- [WHAT IS BEING ASKED]
Apart from the pictures, reproduce the data below exactly as it stands.

Stored entries
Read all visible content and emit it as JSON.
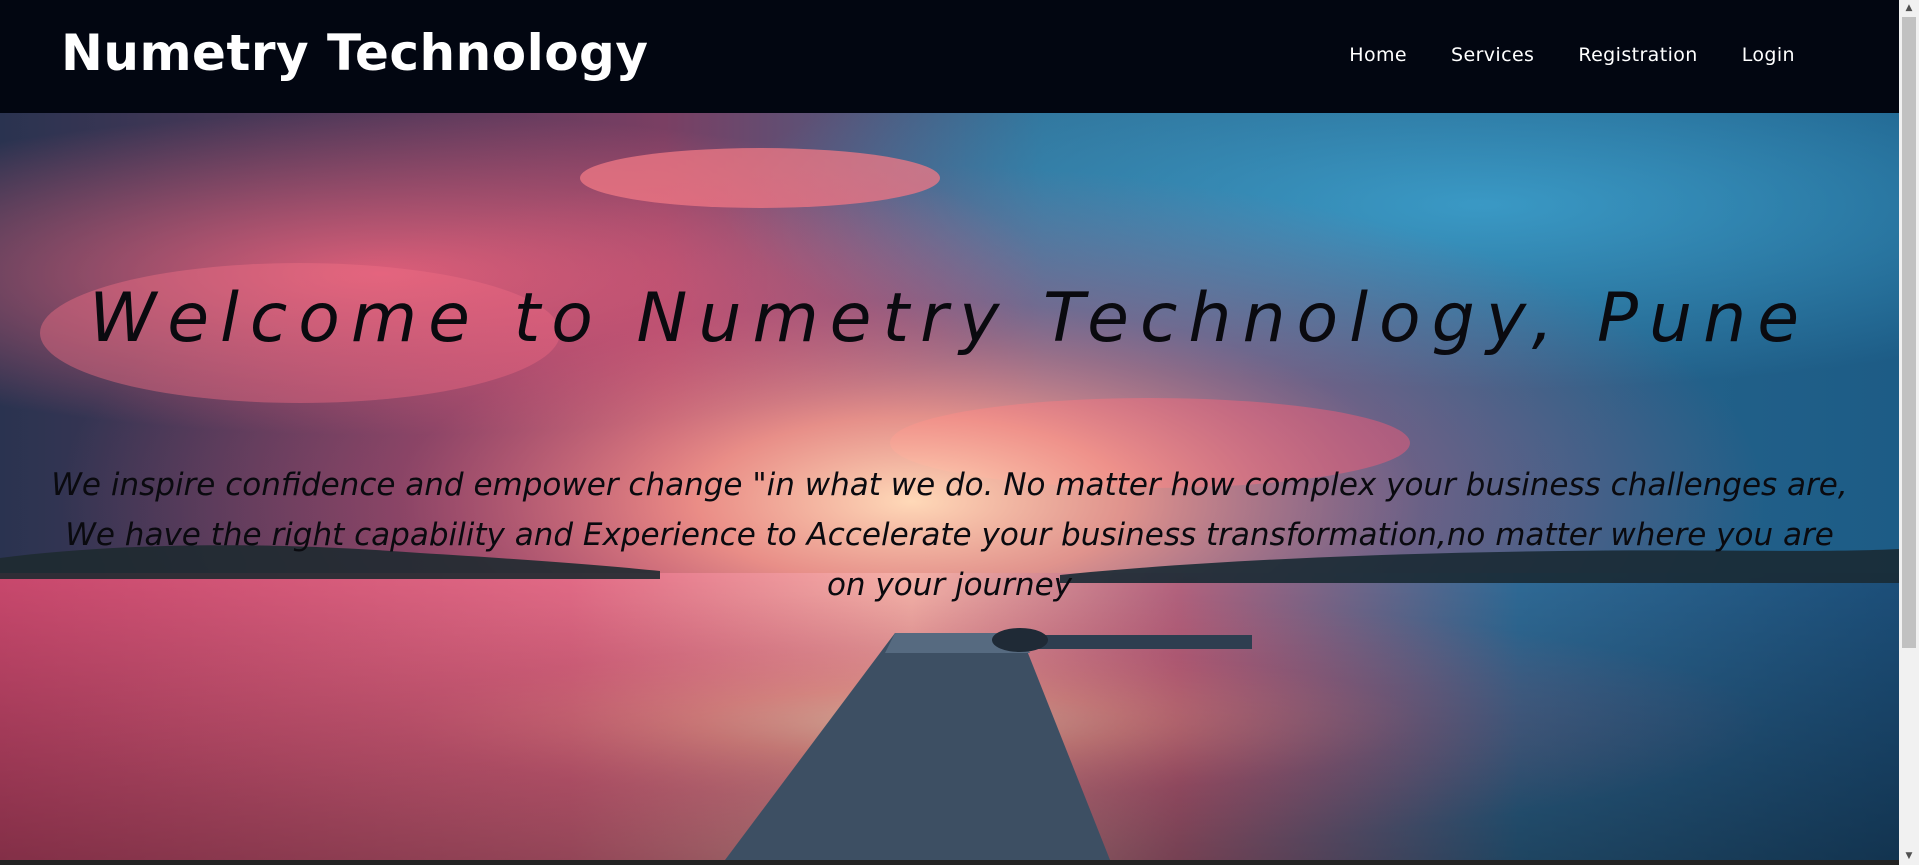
{
  "navbar": {
    "brand": "Numetry Technology",
    "links": [
      "Home",
      "Services",
      "Registration",
      "Login"
    ]
  },
  "hero": {
    "title": "Welcome to Numetry Technology, Pune",
    "tagline_lines": [
      "We inspire confidence and empower change \"in what we do. No matter how complex your business challenges are,",
      "We have the right capability and Experience to Accelerate your business transformation,no matter where you are",
      "on your journey"
    ]
  },
  "colors": {
    "navbar_bg": "#020611",
    "nav_text": "#ffffff",
    "hero_text": "#0a0a0f"
  },
  "icons": {
    "scroll_up": "▲",
    "scroll_down": "▼"
  }
}
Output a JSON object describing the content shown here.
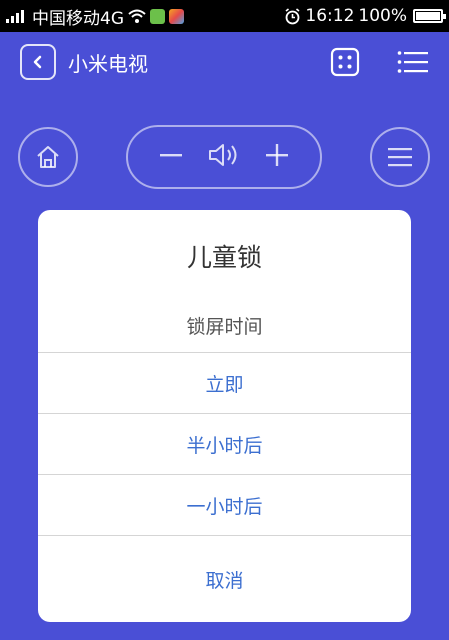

- [SOLUTION]
Read all visible content and emit it as JSON.
{
  "navbar": {
    "brand": "Numetry Technology",
    "links": [
      "Home",
      "Services",
      "Registration",
      "Login"
    ]
  },
  "hero": {
    "title": "Welcome to Numetry Technology, Pune",
    "tagline_lines": [
      "We inspire confidence and empower change \"in what we do. No matter how complex your business challenges are,",
      "We have the right capability and Experience to Accelerate your business transformation,no matter where you are",
      "on your journey"
    ]
  },
  "colors": {
    "navbar_bg": "#020611",
    "nav_text": "#ffffff",
    "hero_text": "#0a0a0f"
  },
  "icons": {
    "scroll_up": "▲",
    "scroll_down": "▼"
  }
}
Output a JSON object describing the content shown here.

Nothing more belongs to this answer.